Problem to solve:
From the records that follow, copy every line that contains the word "this".

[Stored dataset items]
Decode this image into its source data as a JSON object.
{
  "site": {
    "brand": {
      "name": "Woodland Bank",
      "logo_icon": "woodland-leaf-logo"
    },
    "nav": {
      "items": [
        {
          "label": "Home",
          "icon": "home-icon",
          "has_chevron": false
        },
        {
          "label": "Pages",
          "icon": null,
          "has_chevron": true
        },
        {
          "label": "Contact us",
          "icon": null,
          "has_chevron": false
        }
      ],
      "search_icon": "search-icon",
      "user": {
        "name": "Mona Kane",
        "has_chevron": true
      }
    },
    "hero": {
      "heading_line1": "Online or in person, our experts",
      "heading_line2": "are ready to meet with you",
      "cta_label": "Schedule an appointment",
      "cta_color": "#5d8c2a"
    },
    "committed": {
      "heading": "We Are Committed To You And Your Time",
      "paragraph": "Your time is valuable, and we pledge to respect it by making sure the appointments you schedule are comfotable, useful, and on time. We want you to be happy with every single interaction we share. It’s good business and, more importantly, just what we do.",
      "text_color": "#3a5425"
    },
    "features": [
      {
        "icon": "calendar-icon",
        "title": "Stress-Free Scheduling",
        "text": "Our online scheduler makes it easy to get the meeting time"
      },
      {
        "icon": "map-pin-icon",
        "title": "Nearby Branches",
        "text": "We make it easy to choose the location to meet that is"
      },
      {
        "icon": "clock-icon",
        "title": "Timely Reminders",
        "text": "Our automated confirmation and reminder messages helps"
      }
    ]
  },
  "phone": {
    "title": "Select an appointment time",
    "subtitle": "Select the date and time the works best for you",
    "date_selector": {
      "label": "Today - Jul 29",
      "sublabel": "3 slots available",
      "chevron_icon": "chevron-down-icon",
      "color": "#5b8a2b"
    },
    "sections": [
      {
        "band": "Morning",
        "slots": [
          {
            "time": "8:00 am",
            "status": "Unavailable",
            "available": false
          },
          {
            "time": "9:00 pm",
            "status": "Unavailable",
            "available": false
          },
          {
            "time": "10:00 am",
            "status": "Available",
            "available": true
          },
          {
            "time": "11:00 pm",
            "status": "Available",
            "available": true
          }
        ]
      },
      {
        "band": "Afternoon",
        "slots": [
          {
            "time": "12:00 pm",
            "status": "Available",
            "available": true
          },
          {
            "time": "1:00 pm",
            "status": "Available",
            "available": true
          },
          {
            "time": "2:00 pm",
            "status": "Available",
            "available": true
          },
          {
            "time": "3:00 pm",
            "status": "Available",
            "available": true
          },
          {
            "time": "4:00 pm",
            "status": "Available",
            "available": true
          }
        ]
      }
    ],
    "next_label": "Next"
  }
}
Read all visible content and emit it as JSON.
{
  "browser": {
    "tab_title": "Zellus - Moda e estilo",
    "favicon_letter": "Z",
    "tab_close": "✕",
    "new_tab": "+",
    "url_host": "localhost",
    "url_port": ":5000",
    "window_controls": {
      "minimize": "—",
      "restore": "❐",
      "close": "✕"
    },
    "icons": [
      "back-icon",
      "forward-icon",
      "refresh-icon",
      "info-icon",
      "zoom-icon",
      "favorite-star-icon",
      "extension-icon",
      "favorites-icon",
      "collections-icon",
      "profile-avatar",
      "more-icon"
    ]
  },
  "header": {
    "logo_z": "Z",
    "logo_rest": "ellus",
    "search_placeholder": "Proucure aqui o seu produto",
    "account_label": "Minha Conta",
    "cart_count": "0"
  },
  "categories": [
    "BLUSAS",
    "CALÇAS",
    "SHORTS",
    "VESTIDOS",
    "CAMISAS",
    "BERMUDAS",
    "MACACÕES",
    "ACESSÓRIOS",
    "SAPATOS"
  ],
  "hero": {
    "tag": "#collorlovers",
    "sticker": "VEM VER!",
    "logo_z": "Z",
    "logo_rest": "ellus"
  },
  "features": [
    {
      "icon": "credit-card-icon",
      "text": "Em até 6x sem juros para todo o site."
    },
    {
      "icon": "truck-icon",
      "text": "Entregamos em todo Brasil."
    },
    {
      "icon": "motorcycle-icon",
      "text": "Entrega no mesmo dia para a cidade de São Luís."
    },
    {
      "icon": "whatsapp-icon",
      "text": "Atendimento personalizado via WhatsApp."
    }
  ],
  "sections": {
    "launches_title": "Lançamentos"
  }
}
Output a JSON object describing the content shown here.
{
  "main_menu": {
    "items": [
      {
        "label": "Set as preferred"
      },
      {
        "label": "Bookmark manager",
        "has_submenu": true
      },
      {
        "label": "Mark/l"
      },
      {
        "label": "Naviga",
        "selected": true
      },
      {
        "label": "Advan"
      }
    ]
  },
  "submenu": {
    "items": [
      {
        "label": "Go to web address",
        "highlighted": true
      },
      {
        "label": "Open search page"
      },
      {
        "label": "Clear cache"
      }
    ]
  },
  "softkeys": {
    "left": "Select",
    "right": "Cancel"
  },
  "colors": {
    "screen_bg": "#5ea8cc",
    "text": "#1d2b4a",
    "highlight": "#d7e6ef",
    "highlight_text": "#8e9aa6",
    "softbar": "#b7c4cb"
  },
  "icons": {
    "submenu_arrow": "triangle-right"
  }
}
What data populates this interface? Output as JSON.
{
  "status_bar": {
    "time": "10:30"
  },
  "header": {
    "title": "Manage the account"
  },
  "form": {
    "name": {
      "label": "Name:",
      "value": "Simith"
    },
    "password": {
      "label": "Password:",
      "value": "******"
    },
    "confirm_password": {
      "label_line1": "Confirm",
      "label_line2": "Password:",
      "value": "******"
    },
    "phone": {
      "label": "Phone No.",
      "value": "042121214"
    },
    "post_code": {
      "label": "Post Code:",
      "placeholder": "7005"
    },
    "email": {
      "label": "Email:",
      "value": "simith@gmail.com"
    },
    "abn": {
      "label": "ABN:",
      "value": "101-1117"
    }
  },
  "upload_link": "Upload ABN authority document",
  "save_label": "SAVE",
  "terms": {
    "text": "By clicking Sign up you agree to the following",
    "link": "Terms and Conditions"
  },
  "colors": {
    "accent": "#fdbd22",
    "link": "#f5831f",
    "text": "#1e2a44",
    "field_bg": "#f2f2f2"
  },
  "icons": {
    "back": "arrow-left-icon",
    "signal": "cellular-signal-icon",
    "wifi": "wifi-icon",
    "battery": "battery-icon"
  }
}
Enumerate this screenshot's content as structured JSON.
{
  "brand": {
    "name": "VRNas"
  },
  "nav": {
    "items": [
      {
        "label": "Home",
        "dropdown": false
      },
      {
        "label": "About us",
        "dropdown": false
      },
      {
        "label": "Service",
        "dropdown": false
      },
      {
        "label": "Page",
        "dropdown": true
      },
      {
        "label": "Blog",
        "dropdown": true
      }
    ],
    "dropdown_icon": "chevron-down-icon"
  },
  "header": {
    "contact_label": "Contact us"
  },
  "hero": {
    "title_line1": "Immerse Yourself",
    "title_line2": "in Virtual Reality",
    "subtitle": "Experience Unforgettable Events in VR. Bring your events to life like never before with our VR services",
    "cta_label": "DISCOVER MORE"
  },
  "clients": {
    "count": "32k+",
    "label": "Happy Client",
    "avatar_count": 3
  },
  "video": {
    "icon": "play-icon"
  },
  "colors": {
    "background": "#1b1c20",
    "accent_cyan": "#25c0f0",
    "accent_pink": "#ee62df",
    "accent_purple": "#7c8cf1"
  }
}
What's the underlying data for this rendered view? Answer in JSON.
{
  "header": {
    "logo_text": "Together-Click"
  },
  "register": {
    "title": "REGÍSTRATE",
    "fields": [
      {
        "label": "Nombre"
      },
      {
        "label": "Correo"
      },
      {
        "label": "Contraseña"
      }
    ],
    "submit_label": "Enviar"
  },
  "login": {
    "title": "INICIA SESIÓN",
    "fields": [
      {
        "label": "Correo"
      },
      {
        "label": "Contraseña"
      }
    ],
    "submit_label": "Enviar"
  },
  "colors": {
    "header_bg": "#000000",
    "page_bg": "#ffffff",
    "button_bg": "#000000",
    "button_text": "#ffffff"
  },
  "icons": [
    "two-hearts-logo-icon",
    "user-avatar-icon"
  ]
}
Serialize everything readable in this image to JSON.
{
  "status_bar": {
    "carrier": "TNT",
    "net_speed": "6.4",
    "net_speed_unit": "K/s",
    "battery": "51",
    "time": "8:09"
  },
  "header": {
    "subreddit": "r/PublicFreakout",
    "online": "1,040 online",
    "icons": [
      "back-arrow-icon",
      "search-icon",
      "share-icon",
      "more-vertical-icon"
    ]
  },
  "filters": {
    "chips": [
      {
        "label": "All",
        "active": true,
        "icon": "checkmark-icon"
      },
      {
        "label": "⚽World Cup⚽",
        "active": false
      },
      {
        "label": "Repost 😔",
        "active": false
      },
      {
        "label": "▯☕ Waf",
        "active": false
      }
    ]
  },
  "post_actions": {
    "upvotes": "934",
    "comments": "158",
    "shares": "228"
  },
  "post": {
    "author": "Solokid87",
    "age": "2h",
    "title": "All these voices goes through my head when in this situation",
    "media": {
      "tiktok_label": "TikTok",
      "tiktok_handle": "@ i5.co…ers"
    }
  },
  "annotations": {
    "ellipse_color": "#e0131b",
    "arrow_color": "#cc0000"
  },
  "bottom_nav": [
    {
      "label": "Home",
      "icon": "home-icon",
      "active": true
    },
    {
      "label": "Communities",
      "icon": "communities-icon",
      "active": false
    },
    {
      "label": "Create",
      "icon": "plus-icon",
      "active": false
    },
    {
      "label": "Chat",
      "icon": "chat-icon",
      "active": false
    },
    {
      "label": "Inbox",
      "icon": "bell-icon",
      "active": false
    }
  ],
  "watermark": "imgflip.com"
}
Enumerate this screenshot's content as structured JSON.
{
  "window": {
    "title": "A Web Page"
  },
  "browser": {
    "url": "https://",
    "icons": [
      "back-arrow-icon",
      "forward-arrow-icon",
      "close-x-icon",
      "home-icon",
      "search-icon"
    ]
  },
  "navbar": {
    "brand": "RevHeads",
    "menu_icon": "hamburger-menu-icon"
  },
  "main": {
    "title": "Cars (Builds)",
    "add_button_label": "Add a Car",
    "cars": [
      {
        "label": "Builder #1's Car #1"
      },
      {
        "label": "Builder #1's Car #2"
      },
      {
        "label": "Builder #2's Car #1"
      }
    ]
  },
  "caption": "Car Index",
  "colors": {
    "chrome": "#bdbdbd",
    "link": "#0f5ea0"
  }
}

Your solution:
Decode this image into its source data as a JSON object.
What data populates this interface? Output as JSON.
Enumerate this screenshot's content as structured JSON.
What's the underlying data for this rendered view? Answer in JSON.
Serialize everything readable in this image to JSON.
    "title": "All these voices goes through my head when in this situation",
Enumerate this screenshot's content as structured JSON.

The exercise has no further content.